TASK OBJECTIVE:
Reproduce the listing exactly, so that no line differs from the original.

INFORMATION SUPPLIED:
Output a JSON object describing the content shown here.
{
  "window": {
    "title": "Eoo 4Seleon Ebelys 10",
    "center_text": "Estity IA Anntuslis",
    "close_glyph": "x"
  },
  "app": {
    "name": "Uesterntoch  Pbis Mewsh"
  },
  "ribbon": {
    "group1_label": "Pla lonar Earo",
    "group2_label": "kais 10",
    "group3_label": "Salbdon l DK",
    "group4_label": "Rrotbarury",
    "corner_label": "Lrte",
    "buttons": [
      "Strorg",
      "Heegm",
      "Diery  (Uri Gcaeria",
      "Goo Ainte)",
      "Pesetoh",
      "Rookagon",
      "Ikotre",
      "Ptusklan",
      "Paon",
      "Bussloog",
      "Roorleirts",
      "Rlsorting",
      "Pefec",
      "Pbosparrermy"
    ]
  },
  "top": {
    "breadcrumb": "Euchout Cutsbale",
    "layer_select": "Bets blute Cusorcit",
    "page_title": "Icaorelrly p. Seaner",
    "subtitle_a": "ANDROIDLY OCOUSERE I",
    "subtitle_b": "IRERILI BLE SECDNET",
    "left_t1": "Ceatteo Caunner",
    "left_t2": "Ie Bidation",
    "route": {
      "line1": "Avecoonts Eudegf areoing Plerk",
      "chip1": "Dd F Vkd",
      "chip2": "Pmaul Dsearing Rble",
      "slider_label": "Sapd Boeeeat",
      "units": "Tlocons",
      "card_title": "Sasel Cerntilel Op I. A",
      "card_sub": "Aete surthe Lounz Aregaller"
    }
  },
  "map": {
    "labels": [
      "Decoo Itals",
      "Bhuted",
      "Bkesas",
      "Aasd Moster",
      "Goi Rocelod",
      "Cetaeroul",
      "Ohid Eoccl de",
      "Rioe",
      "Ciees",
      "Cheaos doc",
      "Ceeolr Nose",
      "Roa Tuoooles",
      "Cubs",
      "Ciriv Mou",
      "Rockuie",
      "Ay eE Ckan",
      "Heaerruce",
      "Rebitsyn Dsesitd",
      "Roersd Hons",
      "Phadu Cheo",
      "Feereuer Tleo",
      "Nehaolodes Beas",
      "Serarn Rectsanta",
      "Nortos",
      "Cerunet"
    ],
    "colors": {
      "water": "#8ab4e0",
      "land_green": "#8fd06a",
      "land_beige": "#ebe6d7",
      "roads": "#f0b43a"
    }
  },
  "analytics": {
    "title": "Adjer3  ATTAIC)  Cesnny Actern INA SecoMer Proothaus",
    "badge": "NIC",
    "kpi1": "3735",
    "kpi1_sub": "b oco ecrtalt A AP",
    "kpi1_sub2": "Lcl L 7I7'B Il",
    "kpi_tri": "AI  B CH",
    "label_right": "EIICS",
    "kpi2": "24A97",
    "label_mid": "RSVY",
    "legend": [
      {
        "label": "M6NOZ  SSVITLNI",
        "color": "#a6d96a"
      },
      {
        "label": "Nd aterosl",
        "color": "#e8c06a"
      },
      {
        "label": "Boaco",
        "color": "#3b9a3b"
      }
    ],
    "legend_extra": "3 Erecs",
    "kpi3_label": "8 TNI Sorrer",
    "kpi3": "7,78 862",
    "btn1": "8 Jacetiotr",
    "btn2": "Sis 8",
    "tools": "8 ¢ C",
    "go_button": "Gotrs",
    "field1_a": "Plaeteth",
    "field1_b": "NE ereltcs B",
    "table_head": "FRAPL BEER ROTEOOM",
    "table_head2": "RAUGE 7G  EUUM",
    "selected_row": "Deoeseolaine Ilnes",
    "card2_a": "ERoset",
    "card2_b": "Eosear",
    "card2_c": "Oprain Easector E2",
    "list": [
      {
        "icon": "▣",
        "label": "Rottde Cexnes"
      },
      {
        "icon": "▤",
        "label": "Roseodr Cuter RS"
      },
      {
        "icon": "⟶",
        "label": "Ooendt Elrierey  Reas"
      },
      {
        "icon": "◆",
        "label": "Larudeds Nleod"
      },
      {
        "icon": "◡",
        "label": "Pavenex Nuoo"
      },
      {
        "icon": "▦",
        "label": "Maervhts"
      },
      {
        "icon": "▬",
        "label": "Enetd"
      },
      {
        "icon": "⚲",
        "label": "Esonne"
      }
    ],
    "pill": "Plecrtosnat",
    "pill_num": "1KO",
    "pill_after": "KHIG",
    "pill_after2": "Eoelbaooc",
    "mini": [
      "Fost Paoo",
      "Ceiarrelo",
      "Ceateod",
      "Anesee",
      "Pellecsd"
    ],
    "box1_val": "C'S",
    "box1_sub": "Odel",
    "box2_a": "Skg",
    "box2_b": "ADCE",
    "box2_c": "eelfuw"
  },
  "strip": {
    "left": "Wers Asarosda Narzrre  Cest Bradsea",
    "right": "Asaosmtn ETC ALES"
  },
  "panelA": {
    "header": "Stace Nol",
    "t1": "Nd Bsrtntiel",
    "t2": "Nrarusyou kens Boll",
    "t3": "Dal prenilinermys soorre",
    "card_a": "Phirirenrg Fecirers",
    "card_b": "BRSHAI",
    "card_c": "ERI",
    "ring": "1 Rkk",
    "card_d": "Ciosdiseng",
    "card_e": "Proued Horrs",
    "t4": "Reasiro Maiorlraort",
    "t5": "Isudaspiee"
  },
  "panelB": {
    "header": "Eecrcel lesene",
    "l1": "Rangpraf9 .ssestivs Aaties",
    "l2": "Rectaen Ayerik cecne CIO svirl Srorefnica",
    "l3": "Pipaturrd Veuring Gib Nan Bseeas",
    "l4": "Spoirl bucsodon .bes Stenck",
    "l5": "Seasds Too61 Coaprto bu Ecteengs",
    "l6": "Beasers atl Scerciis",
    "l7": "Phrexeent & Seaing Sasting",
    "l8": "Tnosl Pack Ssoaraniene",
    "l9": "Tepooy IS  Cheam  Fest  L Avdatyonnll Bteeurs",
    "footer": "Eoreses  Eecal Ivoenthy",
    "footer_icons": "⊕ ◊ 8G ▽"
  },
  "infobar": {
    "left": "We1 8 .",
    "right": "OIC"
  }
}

RESULT BELOW:
Output a JSON object describing the content shown here.
{
  "window": {
    "title": "Eoo 4Seleon Ebelys 10",
    "center_text": "Estity IA Anntuslis",
    "close_glyph": "x"
  },
  "app": {
    "name": "Uesterntoch  Pbis Mewsh"
  },
  "ribbon": {
    "group1_label": "Pla lonar Earo",
    "group2_label": "kais 10",
    "group3_label": "Salbdon l DK",
    "group4_label": "Rrotbarury",
    "corner_label": "Lrte",
    "buttons": [
      "Strorg",
      "Heegm",
      "Diery  (Uri Gcaeria",
      "Goo Ainte)",
      "Pesetoh",
      "Rookagon",
      "Ikotre",
      "Ptusklan",
      "Paon",
      "Bussloog",
      "Roorleirts",
      "Rlsorting",
      "Pefec",
      "Pbosparrermy"
    ]
  },
  "top": {
    "breadcrumb": "Euchout Cutsbale",
    "layer_select": "Bets blute Cusorcit",
    "page_title": "Icaorelrly p. Seaner",
    "subtitle_a": "ANDROIDLY OCOUSERE I",
    "subtitle_b": "IRERILI BLE SECDNET",
    "left_t1": "Ceatteo Caunner",
    "left_t2": "Ie Bidation",
    "route": {
      "line1": "Avecoonts Eudegf areoing Plerk",
      "chip1": "Dd F Vkd",
      "chip2": "Pmaul Dsearing Rble",
      "slider_label": "Sapd Boeeeat",
      "units": "Tlocons",
      "card_title": "Sasel Cerntilel Op I. A",
      "card_sub": "Aete surthe Lounz Aregaller"
    }
  },
  "map": {
    "labels": [
      "Decoo Itals",
      "Bhuted",
      "Bkesas",
      "Aasd Moster",
      "Goi Rocelod",
      "Cetaeroul",
      "Ohid Eoccl de",
      "Rioe",
      "Ciees",
      "Cheaos doc",
      "Ceeolr Nose",
      "Roa Tuoooles",
      "Cubs",
      "Ciriv Mou",
      "Rockuie",
      "Ay eE Ckan",
      "Heaerruce",
      "Rebitsyn Dsesitd",
      "Roersd Hons",
      "Phadu Cheo",
      "Feereuer Tleo",
      "Nehaolodes Beas",
      "Serarn Rectsanta",
      "Nortos",
      "Cerunet"
    ],
    "colors": {
      "water": "#8ab4e0",
      "land_green": "#8fd06a",
      "land_beige": "#ebe6d7",
      "roads": "#f0b43a"
    }
  },
  "analytics": {
    "title": "Adjer3  ATTAIC)  Cesnny Actern INA SecoMer Proothaus",
    "badge": "NIC",
    "kpi1": "3735",
    "kpi1_sub": "b oco ecrtalt A AP",
    "kpi1_sub2": "Lcl L 7I7'B Il",
    "kpi_tri": "AI  B CH",
    "label_right": "EIICS",
    "kpi2": "24A97",
    "label_mid": "RSVY",
    "legend": [
      {
        "label": "M6NOZ  SSVITLNI",
        "color": "#a6d96a"
      },
      {
        "label": "Nd aterosl",
        "color": "#e8c06a"
      },
      {
        "label": "Boaco",
        "color": "#3b9a3b"
      }
    ],
    "legend_extra": "3 Erecs",
    "kpi3_label": "8 TNI Sorrer",
    "kpi3": "7,78 862",
    "btn1": "8 Jacetiotr",
    "btn2": "Sis 8",
    "tools": "8 ¢ C",
    "go_button": "Gotrs",
    "field1_a": "Plaeteth",
    "field1_b": "NE ereltcs B",
    "table_head": "FRAPL BEER ROTEOOM",
    "table_head2": "RAUGE 7G  EUUM",
    "selected_row": "Deoeseolaine Ilnes",
    "card2_a": "ERoset",
    "card2_b": "Eosear",
    "card2_c": "Oprain Easector E2",
    "list": [
      {
        "icon": "▣",
        "label": "Rottde Cexnes"
      },
      {
        "icon": "▤",
        "label": "Roseodr Cuter RS"
      },
      {
        "icon": "⟶",
        "label": "Ooendt Elrierey  Reas"
      },
      {
        "icon": "◆",
        "label": "Larudeds Nleod"
      },
      {
        "icon": "◡",
        "label": "Pavenex Nuoo"
      },
      {
        "icon": "▦",
        "label": "Maervhts"
      },
      {
        "icon": "▬",
        "label": "Enetd"
      },
      {
        "icon": "⚲",
        "label": "Esonne"
      }
    ],
    "pill": "Plecrtosnat",
    "pill_num": "1KO",
    "pill_after": "KHIG",
    "pill_after2": "Eoelbaooc",
    "mini": [
      "Fost Paoo",
      "Ceiarrelo",
      "Ceateod",
      "Anesee",
      "Pellecsd"
    ],
    "box1_val": "C'S",
    "box1_sub": "Odel",
    "box2_a": "Skg",
    "box2_b": "ADCE",
    "box2_c": "eelfuw"
  },
  "strip": {
    "left": "Wers Asarosda Narzrre  Cest Bradsea",
    "right": "Asaosmtn ETC ALES"
  },
  "panelA": {
    "header": "Stace Nol",
    "t1": "Nd Bsrtntiel",
    "t2": "Nrarusyou kens Boll",
    "t3": "Dal prenilinermys soorre",
    "card_a": "Phirirenrg Fecirers",
    "card_b": "BRSHAI",
    "card_c": "ERI",
    "ring": "1 Rkk",
    "card_d": "Ciosdiseng",
    "card_e": "Proued Horrs",
    "t4": "Reasiro Maiorlraort",
    "t5": "Isudaspiee"
  },
  "panelB": {
    "header": "Eecrcel lesene",
    "l1": "Rangpraf9 .ssestivs Aaties",
    "l2": "Rectaen Ayerik cecne CIO svirl Srorefnica",
    "l3": "Pipaturrd Veuring Gib Nan Bseeas",
    "l4": "Spoirl bucsodon .bes Stenck",
    "l5": "Seasds Too61 Coaprto bu Ecteengs",
    "l6": "Beasers atl Scerciis",
    "l7": "Phrexeent & Seaing Sasting",
    "l8": "Tnosl Pack Ssoaraniene",
    "l9": "Tepooy IS  Cheam  Fest  L Avdatyonnll Bteeurs",
    "footer": "Eoreses  Eecal Ivoenthy",
    "footer_icons": "⊕ ◊ 8G ▽"
  },
  "infobar": {
    "left": "We1 8 .",
    "right": "OIC"
  }
}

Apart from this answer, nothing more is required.